I really hope that I am right, and that these students’ actions are just jokes. I hope it’s just “laytzanus.”

I really hope that those who romanticize the extremist chareidi lifestyle have asked themselves why they are in YU.

There are many reasons to come to Yeshiva University. If you’re here for the academics, you may be the only one. Most people come here to be surrounded by Jews, to learn Torah, and to soak up the wisdom of our Roshei Yeshiva. YU is a very unique place which for decades has been put down by right-wing yeshivas, and has been looked down upon as not among the “serious yeshivas.” When someone walks into Glueck, Zysman, or Klein, the same kol Torah that’s heard in other yeshivas can be heard. We’re learning the same masechtos, learning the same Rishonim, and arguing over the same Rav Chaim. What makes us different is that we are outright supporters of the State of Israel. This is who we are!

We do not believe in secular Zionism.

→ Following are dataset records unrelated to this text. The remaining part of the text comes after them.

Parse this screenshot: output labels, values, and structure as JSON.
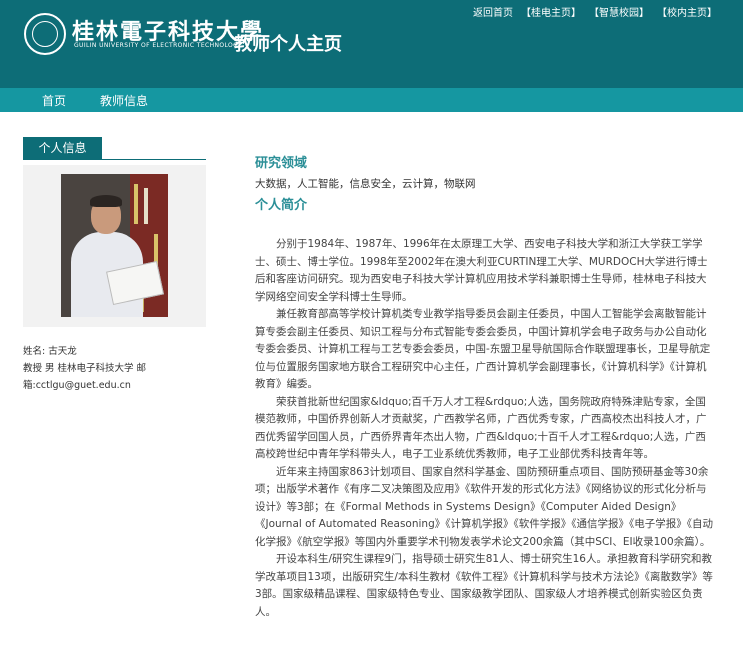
{
  "header": {
    "logo_text": "桂林電子科技大學",
    "logo_subtitle": "GUILIN UNIVERSITY OF ELECTRONIC TECHNOLOGY",
    "site_title": "教师个人主页",
    "top_links": [
      "返回首页",
      "【桂电主页】",
      "【智慧校园】",
      "【校内主页】"
    ]
  },
  "nav": {
    "items": [
      "首页",
      "教师信息"
    ]
  },
  "sidebar": {
    "tab_label": "个人信息",
    "lines": [
      "姓名:  古天龙",
      "教授 男 桂林电子科技大学 邮",
      "箱:cctlgu@guet.edu.cn"
    ]
  },
  "main": {
    "research_heading": "研究领域",
    "research_fields": "大数据，人工智能，信息安全，云计算，物联网",
    "profile_heading": "个人简介",
    "paragraphs": [
      "分别于1984年、1987年、1996年在太原理工大学、西安电子科技大学和浙江大学获工学学士、硕士、博士学位。1998年至2002年在澳大利亚CURTIN理工大学、MURDOCH大学进行博士后和客座访问研究。现为西安电子科技大学计算机应用技术学科兼职博士生导师，桂林电子科技大学网络空间安全学科博士生导师。",
      "兼任教育部高等学校计算机类专业教学指导委员会副主任委员，中国人工智能学会离散智能计算专委会副主任委员、知识工程与分布式智能专委会委员，中国计算机学会电子政务与办公自动化专委会委员、计算机工程与工艺专委会委员，中国-东盟卫星导航国际合作联盟理事长，卫星导航定位与位置服务国家地方联合工程研究中心主任，广西计算机学会副理事长，《计算机科学》《计算机教育》编委。",
      "荣获首批新世纪国家&ldquo;百千万人才工程&rdquo;人选，国务院政府特殊津贴专家，全国模范教师，中国侨界创新人才贡献奖，广西教学名师，广西优秀专家，广西高校杰出科技人才，广西优秀留学回国人员，广西侨界青年杰出人物，广西&ldquo;十百千人才工程&rdquo;人选，广西高校跨世纪中青年学科带头人，电子工业系统优秀教师，电子工业部优秀科技青年等。",
      "近年来主持国家863计划项目、国家自然科学基金、国防预研重点项目、国防预研基金等30余项；出版学术著作《有序二叉决策图及应用》《软件开发的形式化方法》《网络协议的形式化分析与设计》等3部；在《Formal Methods in Systems Design》《Computer Aided Design》《Journal of Automated Reasoning》《计算机学报》《软件学报》《通信学报》《电子学报》《自动化学报》《航空学报》等国内外重要学术刊物发表学术论文200余篇（其中SCI、EI收录100余篇）。",
      "开设本科生/研究生课程9门，指导硕士研究生81人、博士研究生16人。承担教育科学研究和教学改革项目13项，出版研究生/本科生教材《软件工程》《计算机科学与技术方法论》《离散数学》等3部。国家级精品课程、国家级特色专业、国家级教学团队、国家级人才培养模式创新实验区负责人。"
    ]
  },
  "colors": {
    "header_bg": "#0d6d77",
    "nav_bg": "#1597a1",
    "heading": "#2b8f97"
  }
}
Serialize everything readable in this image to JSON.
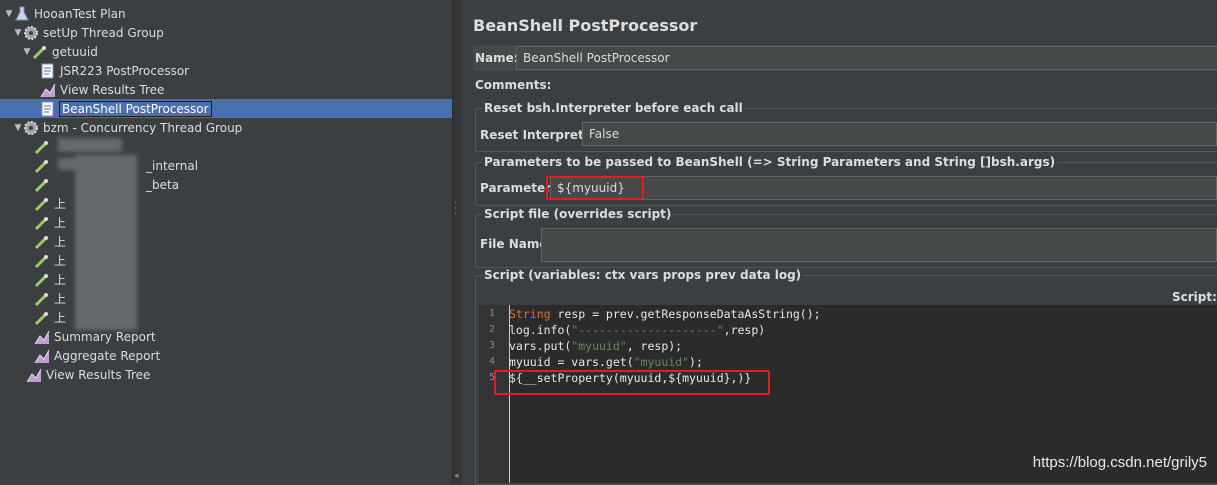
{
  "tree": {
    "items": [
      {
        "label": "HooanTest Plan",
        "icon": "flask-icon"
      },
      {
        "label": "setUp Thread Group",
        "icon": "gear-icon"
      },
      {
        "label": "getuuid",
        "icon": "sampler-icon"
      },
      {
        "label": "JSR223 PostProcessor",
        "icon": "script-icon"
      },
      {
        "label": "View Results Tree",
        "icon": "chart-icon"
      },
      {
        "label": "BeanShell PostProcessor",
        "icon": "script-icon"
      },
      {
        "label": "bzm - Concurrency Thread Group",
        "icon": "gear-icon"
      },
      {
        "label": "",
        "icon": "sampler-icon"
      },
      {
        "label": "_internal",
        "icon": "sampler-icon"
      },
      {
        "label": "_beta",
        "icon": "sampler-icon"
      },
      {
        "label": "上",
        "icon": "sampler-icon"
      },
      {
        "label": "上",
        "icon": "sampler-icon"
      },
      {
        "label": "上",
        "icon": "sampler-icon"
      },
      {
        "label": "上",
        "icon": "sampler-icon"
      },
      {
        "label": "上",
        "icon": "sampler-icon"
      },
      {
        "label": "上",
        "icon": "sampler-icon"
      },
      {
        "label": "上",
        "icon": "sampler-icon"
      },
      {
        "label": "Summary Report",
        "icon": "chart-icon"
      },
      {
        "label": "Aggregate Report",
        "icon": "chart-icon"
      },
      {
        "label": "View Results Tree",
        "icon": "chart-icon"
      }
    ]
  },
  "panel": {
    "title": "BeanShell PostProcessor",
    "name_label": "Name:",
    "name_value": "BeanShell PostProcessor",
    "comments_label": "Comments:",
    "reset_legend": "Reset bsh.Interpreter before each call",
    "reset_label": "Reset Interpreter:",
    "reset_value": "False",
    "params_legend": "Parameters to be passed to BeanShell (=> String Parameters and String []bsh.args)",
    "params_label": "Parameters:",
    "params_value": "${myuuid}",
    "script_file_legend": "Script file (overrides script)",
    "file_name_label": "File Name:",
    "file_name_value": "",
    "script_legend": "Script (variables: ctx vars props prev data log)",
    "script_label": "Script:",
    "code_lines": [
      {
        "n": "1",
        "text": "String resp = prev.getResponseDataAsString();"
      },
      {
        "n": "2",
        "text": "log.info(\"--------------------\",resp)"
      },
      {
        "n": "3",
        "text": "vars.put(\"myuuid\", resp);"
      },
      {
        "n": "4",
        "text": "myuuid = vars.get(\"myuuid\");"
      },
      {
        "n": "5",
        "text": "${__setProperty(myuuid,${myuuid},)}"
      }
    ]
  },
  "watermark": "https://blog.csdn.net/grily5",
  "colors": {
    "selection": "#4b6eaf",
    "highlight_box": "#e0201d"
  }
}
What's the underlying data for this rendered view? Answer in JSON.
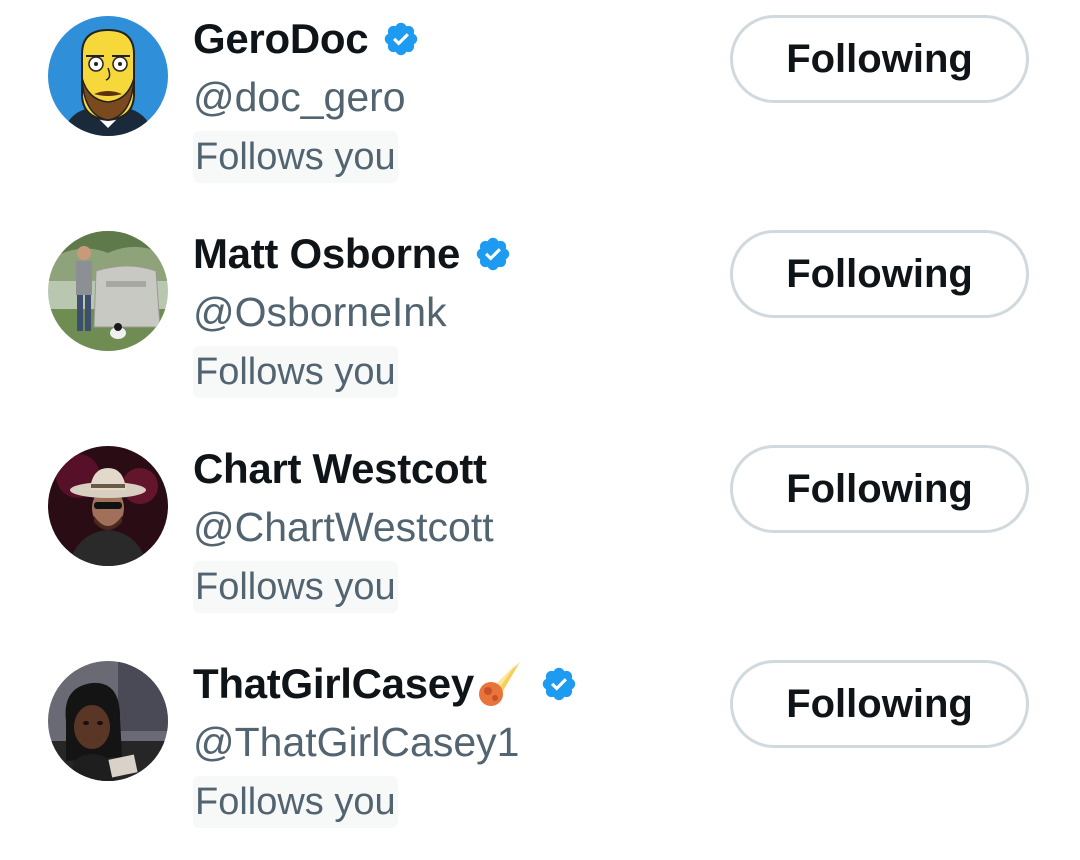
{
  "users": [
    {
      "name": "GeroDoc",
      "handle": "@doc_gero",
      "follows_you": "Follows you",
      "button_label": "Following",
      "verified": true,
      "avatar_icon": "cartoon-bearded-man-avatar"
    },
    {
      "name": "Matt Osborne",
      "handle": "@OsborneInk",
      "follows_you": "Follows you",
      "button_label": "Following",
      "verified": true,
      "avatar_icon": "man-by-gravestone-photo-avatar"
    },
    {
      "name": "Chart Westcott",
      "handle": "@ChartWestcott",
      "follows_you": "Follows you",
      "button_label": "Following",
      "verified": false,
      "avatar_icon": "cowboy-hat-man-photo-avatar"
    },
    {
      "name": "ThatGirlCasey",
      "name_emoji": "comet-emoji",
      "handle": "@ThatGirlCasey1",
      "follows_you": "Follows you",
      "button_label": "Following",
      "verified": true,
      "avatar_icon": "woman-selfie-photo-avatar"
    }
  ],
  "colors": {
    "verified_blue": "#1d9bf0",
    "name_text": "#0f1419",
    "secondary_text": "#536471",
    "button_border": "#cfd9de",
    "follows_you_bg": "#f7f9f9"
  }
}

We do not believe that the Knesset is the highest power. Hashem is!

We do not believe that if you live in Israel, you can throw away the Torah. That is not who we are.

We believe in Am Yisrael living in Eretz Yisrael according to the laws of Torat Yisrael!

We are the face of Religious Zionism in America, and we only stab ourselves in the foot by putting ourselves down.

We need to end the jokes, and end the self-hatred.

We need to either find a different yeshiva, or start embracing our ideals and beliefs.

At the very least, we need to respect the views of the Yeshiva we are a part of.

I write this article because I am concerned about the extreme culture here in YU. I was a victim of the peer pressure, and I write this article to hopefully start a conversation and make sure no one else is.